by Benita Ferrero-Waldner
(The author is the external relations commissioner of the EU. Along with Luxembourg Foreign Minister Jean Asselborn and a representative of British Foreign Secretary Jack Straw, Waldner will begin a two-day visit from today, aimed at furthering the already warm China-EU relations. --Ed.)
An ancient Chinese philosopher said we hear and we forget, we see and we remember, we do and we understand. And when it comes to the European Union (EU) and China, the level of joint action and mutual comprehension has seen a remarkable rise since we established relations in 1975.
Indeed, few parts of the world have been as radically transformed in the last 30 years as China and the EU. China's economic dynamism and Europe's enlargement and growing identity as a global player were unthinkable back in the 1970s. Today, we should be proud of our joint achievements.
What began as a primarily trading relationship back in 1975 has changed out of all recognition, and now embraces all the elements of a modern partnership.

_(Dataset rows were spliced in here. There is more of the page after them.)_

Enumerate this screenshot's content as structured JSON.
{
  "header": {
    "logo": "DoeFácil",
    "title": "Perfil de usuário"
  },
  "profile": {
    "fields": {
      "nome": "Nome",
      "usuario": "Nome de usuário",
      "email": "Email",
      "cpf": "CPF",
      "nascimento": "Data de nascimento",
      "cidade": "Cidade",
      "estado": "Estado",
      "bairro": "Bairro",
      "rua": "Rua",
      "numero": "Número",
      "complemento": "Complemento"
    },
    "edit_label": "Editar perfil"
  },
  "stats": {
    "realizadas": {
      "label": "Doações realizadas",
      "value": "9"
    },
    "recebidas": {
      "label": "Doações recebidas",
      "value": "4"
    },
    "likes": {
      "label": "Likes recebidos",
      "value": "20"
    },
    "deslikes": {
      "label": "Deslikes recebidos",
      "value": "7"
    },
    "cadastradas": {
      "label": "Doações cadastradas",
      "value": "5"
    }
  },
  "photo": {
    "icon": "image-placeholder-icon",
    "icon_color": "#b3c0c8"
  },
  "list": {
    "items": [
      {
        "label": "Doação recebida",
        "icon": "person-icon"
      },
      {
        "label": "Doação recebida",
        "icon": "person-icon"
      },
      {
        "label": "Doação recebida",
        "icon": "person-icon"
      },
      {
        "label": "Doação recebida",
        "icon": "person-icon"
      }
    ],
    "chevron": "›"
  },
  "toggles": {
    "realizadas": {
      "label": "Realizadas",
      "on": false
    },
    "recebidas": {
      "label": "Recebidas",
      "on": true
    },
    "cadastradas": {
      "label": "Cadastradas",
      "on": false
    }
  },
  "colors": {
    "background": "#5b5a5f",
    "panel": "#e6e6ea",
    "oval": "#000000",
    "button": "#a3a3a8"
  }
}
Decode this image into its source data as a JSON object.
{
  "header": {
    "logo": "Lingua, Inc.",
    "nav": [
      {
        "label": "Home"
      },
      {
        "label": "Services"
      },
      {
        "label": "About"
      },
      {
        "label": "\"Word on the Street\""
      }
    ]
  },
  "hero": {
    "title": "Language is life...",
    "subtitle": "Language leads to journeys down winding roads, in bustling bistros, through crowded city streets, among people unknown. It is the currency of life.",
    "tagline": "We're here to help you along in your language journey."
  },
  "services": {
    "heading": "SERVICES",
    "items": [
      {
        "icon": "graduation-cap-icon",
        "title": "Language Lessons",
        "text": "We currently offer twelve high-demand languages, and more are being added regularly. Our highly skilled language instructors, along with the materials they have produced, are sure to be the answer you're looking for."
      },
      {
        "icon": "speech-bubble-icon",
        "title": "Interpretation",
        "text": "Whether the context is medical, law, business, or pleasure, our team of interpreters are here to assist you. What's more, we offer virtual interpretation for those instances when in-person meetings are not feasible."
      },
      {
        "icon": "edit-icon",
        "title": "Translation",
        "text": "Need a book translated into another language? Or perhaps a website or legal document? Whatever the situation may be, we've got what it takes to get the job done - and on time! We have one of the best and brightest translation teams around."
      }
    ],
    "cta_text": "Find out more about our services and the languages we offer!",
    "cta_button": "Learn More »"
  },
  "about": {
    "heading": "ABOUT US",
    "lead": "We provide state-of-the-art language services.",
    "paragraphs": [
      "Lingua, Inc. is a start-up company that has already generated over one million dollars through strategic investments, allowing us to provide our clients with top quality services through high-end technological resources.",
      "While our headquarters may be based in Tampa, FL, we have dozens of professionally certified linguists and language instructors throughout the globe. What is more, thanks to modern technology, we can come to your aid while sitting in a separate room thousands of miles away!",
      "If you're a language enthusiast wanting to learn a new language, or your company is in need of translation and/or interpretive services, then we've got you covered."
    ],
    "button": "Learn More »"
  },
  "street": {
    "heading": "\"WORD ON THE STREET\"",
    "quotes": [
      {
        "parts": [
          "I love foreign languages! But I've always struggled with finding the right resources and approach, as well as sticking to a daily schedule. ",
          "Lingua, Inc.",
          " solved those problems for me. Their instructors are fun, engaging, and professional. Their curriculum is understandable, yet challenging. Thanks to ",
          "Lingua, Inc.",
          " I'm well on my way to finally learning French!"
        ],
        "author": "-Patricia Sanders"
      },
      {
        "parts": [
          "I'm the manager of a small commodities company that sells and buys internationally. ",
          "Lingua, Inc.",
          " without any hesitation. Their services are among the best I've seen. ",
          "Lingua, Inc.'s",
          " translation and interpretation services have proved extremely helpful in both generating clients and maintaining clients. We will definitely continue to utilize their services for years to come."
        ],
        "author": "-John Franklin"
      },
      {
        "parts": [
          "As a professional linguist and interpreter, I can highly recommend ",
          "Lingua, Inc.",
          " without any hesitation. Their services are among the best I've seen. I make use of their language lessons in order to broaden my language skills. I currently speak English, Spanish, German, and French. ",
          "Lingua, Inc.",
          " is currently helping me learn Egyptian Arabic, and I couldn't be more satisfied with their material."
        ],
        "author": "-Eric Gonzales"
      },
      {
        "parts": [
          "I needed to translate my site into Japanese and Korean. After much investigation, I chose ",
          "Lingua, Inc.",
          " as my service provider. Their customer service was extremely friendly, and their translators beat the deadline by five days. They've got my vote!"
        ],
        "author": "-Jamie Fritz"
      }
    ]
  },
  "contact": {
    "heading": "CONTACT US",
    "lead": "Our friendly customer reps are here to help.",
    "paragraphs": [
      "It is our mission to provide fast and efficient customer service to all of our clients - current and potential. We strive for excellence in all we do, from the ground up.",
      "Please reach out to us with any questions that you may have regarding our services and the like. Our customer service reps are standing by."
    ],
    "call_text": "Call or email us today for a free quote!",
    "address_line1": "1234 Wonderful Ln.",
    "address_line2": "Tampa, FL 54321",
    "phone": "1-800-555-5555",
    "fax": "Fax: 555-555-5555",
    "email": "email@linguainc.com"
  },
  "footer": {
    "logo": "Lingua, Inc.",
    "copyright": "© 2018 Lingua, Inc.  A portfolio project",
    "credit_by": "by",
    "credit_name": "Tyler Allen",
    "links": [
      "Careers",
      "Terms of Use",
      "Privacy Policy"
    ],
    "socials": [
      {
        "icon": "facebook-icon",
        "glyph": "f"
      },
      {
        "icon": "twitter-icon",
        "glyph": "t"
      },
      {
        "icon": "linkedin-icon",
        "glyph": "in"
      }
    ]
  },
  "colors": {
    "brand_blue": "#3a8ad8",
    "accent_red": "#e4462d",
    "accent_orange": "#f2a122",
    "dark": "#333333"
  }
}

Last year the EU and China decided to broaden the relationship into a true strategic partnership. Our 1985 Trade and Economic Cooperation Agreement simply has not kept pace with all our common interests and activities. We need a new agreement that will reflect the modern reality of this friendship between two of the most influential and fast changing actors on the world stage. I hope that we will launch negotiations this year.
We have every interest in strengthening our partnership. China has the world's largest population, the EU the third largest. The EU is the world's second largest economy and China the fourth. We are both building our influence and engagement in international affairs and particularly in the multilateral arena. We have so much to offer to each other as partners.
The EU is committed to China and her efforts to reform. We want to support China's social and economic reform process that is transforming Chinese lives and livelihoods, and we want to help China integrate into the world economy. The EU also attaches a great deal of importance to our EU-China Human Rights Dialogue and hopes that China will continue progress in this area.
We are at an exciting stage of our dynamic partnership. In the economic sphere the figures speak for themselves -- the EU is China's most important trading partner, while for the EU, China is second only to the United States. Total trade flows are now close to 180 billion euros (US$230 billion) annually. Investment flows are increasingly two-way. European companies invested around US$4 billion in 2003 and this figure is ever-growing. Chinese firms are also increasingly hungry to invest in Europe, attracted by the size of our 450 million strong market.
But our current relationship goes well beyond the economic. Chinese tourism in the EU is on the rise since we introduced a streamlined visa processing system in September last year, and close to 100,000 Chinese young people are now studying in Europe. The number of European visitors and students in China is also growing rapidly. The personal connections and friendships that result from these people-to-people contacts are an invaluable part of the relationship between the EU and China. Activities to celebrate the 30th anniversary are based on the principle of bringing people together. These activities will give the people of the EU and China a better understanding of our rich cultures.
Relations between the EU and China continue to flourish and span a wide range of sectors, from science, technology and education, to energy and the environment. We have established 20 "dialogues" to exchange experiences about the challenges we face, and we look forward to the high-level science and technology forum and the civil aviation summit later this spring. Of particular interest to us both is the EU's Galileo satellite navigation project, in which China made a welcome investment in late 2003.
Internationally, our status as newly emerged global players means that we have common goals and common problems. We share similar views on international affairs, both of us favoring a multilateral approach to problem-solving and dispute-resolution.
In these uncertain times, when so many of the challenges we face can only be tackled through international cooperation, we gain immeasurably by viewing each other not as rivals but as allies. We are already working together on addressing climate change, United Nations reform, and the fight against the proliferation of weapons of mass destruction: this valuable cooperation can and should be extended to other fields.
Let us intensify our political relations and be ambitious as we look forward to the next 30 years. Because this relationship is not only good for the EU and for China, but is a partnership that can help to create a secure, prosperous and stable world for all our citizens. To get back to another saying, I would recall that success depends on previous preparation. Let us prepare accordingly.
(China Daily May 11, 2005)